From the computer to the tabletop, this is all about games. Updated each week-end.
2. It’s harder than I remember. Here’s my play time to date; get all excited, start a campaign as Pontus. Think about all the victories I will win with my ultra fast horse archer based army. Realise within 3 turns that I will be gone within 5. Quit. Start the introductory campaign to get the hang of things. Play the third scenario four times before successfully capturing the city with a still-living general. Play two turns of the open campaign and realise I will be dead soon. Quit. Start a new campaign as Rome and this time, focus.
3. Money is important. The number of turns I’ve spent basically doing nothing but waiting for my treasury to recharge is high. At least one third of my earlier turns were spent this way. Money is the sinews of war, and without it you can do nothing.
4. Food is more important. You cannot eat money. Neither can you turn money into things you can eat through trade. Either your empire is self-sufficient, or you starve. I went from a surplus of 24 food to a deficit of 16 in about 6 turns by not paying attention. In the end I had to abort my invasion of Greece and Thrace as my armies were dying from lack of food.
5. Planning is everything. This is a game that rewards careful planning, and information gathering. Simply launching yourself at your neighbors without checking things out first is a great recipe for disaster. Even going back to the food situation above, if you’re going to expand your home cities then look for provinces with good arable land to invade and start farming. Don’t just attack randomly, it doesn’t work out.

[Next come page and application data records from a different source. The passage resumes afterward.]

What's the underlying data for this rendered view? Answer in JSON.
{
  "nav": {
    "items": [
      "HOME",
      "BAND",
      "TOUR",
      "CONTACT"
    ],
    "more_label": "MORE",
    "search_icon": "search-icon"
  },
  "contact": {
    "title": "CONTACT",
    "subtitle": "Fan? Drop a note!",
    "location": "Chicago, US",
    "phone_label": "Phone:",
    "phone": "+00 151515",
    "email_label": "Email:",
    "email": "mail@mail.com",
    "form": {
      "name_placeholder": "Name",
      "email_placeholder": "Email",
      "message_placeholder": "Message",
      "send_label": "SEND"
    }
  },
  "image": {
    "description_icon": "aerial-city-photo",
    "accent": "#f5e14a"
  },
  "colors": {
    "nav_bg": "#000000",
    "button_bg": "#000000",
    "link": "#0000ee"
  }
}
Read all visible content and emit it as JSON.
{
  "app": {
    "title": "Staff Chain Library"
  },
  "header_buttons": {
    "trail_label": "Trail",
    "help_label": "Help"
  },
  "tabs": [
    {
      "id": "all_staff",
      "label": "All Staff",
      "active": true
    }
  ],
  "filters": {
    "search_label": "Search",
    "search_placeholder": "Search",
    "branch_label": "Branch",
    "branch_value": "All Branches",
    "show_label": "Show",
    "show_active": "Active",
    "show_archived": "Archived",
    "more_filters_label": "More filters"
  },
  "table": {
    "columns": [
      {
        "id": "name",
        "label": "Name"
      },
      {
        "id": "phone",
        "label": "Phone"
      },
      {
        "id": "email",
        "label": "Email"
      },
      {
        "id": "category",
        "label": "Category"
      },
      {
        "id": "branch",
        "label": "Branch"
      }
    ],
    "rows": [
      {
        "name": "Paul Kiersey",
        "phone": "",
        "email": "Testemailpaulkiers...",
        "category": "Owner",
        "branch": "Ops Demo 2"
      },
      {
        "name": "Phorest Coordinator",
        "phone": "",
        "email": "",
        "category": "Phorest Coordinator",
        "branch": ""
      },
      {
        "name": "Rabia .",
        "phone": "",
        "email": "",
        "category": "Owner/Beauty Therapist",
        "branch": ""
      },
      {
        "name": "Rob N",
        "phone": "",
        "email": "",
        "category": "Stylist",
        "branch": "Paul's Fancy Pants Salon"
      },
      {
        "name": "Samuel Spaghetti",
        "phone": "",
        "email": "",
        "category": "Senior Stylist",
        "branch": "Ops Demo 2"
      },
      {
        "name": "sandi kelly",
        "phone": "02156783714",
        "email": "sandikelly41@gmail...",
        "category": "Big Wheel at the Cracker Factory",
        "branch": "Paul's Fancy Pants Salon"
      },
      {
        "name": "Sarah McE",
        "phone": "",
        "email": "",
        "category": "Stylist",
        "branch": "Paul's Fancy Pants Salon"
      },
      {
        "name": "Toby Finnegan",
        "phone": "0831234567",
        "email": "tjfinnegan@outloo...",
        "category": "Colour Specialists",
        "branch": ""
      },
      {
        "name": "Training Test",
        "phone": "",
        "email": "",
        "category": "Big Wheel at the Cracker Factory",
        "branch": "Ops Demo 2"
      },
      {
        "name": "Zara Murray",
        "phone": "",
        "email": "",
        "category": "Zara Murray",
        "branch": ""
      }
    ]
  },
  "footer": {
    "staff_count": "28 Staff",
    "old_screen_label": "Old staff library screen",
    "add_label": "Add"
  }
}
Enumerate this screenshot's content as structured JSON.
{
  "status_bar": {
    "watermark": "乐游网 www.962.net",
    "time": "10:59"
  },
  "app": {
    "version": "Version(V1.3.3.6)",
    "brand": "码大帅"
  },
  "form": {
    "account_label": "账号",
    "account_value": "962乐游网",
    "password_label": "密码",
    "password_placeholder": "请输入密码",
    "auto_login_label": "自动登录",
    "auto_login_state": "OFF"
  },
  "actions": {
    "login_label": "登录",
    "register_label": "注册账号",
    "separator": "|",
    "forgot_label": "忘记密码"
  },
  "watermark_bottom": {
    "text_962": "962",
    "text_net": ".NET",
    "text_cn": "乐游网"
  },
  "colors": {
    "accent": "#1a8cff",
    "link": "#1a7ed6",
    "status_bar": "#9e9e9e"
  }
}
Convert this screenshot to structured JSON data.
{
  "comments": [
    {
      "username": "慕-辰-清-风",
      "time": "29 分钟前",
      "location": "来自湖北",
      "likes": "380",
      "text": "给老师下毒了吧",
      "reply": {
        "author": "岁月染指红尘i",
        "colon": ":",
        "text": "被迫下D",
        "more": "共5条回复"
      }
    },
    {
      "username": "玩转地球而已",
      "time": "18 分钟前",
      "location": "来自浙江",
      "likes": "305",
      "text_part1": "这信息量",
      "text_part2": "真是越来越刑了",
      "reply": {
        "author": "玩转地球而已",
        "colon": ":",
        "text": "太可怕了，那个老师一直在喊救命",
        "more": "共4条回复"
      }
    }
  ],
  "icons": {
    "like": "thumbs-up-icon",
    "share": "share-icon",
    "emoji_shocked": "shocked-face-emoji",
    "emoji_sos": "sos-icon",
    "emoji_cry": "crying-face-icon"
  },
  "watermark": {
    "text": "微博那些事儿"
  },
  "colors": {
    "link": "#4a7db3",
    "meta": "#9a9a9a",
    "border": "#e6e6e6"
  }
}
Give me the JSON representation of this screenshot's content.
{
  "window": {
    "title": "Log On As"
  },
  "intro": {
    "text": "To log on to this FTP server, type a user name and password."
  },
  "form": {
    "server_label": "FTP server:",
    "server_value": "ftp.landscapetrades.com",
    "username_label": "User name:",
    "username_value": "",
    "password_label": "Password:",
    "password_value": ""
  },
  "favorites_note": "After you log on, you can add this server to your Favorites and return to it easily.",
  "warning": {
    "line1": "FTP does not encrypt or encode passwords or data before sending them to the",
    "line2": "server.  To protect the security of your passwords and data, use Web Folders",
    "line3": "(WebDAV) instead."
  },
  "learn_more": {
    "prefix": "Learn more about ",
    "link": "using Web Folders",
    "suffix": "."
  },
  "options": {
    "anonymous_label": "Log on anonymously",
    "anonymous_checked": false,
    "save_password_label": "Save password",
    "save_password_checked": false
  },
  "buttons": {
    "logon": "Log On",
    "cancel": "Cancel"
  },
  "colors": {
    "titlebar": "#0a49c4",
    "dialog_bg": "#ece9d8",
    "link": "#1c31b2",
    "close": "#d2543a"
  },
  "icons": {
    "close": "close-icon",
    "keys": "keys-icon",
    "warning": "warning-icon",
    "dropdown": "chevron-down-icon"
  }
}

6. The living map is awesome. In previous Total War games, unallocated regions were always passive ‘rebel’ regions and would simply wait to be conquered. In Rome II every province has its own identity and agenda. Once you start the ball rolling on a campaign, crazy things happen. Crazy awesome things. In my current campaign I have watched Carthage get taken apart by the other (non-playable) African factions acting together. Sparta conquered Epirus and Athens conquered Egypt, and then both fell to Odryssia. The Suebi expanded to their south quite rapidly, then lost all their gains in a series of rebellions. Regardless of who you choose, you are playing on a living map, and it pays to be attentive to what is happening elsewhere, and take advantage where you can. I gained two provinces from Carthage in their long war, while remaining their trading partner, by swooping in to take over once the city had been deserted, or taken by a minor faction I felt safe in annoying.
With less than 100 turns played so far, the playable factions of Athens, Carthage, Egypt, Epirus, Macedon, and Sparta are all gone. Starting a new campaign, even as the same faction will start the ball rolling in a completely different direction. This speaks well for the game’s replayability as you will find yourself facing different circumstances even when repeating a faction.
7. Battles are short but intense. Battles typically last four to six minutes, but they feel like an hour. Tactically, things are still there. Rushing horsemen down the flanks to attack bowmen and slingers works fine. Legionaries can hold until their fellows charge in from the flanks to break an enemy, but the amount of time to play through a battle has been compressed. The house could be on fire and I wouldn’t notice.
8. First impressions: good. This game is a great addition to the series. Some aspect, such as city management have been streamlined. Others, such as the factions, have been deepened. The experience so far has been superior to Rome. If nothing else, not forcing you to play a campaign as Rome to completion before unlocking any other faction as playable is a massive improvement. There is a lot to get the hang of though, and the game rewards careful planning and information gathering over simple military superiority (though that is important too).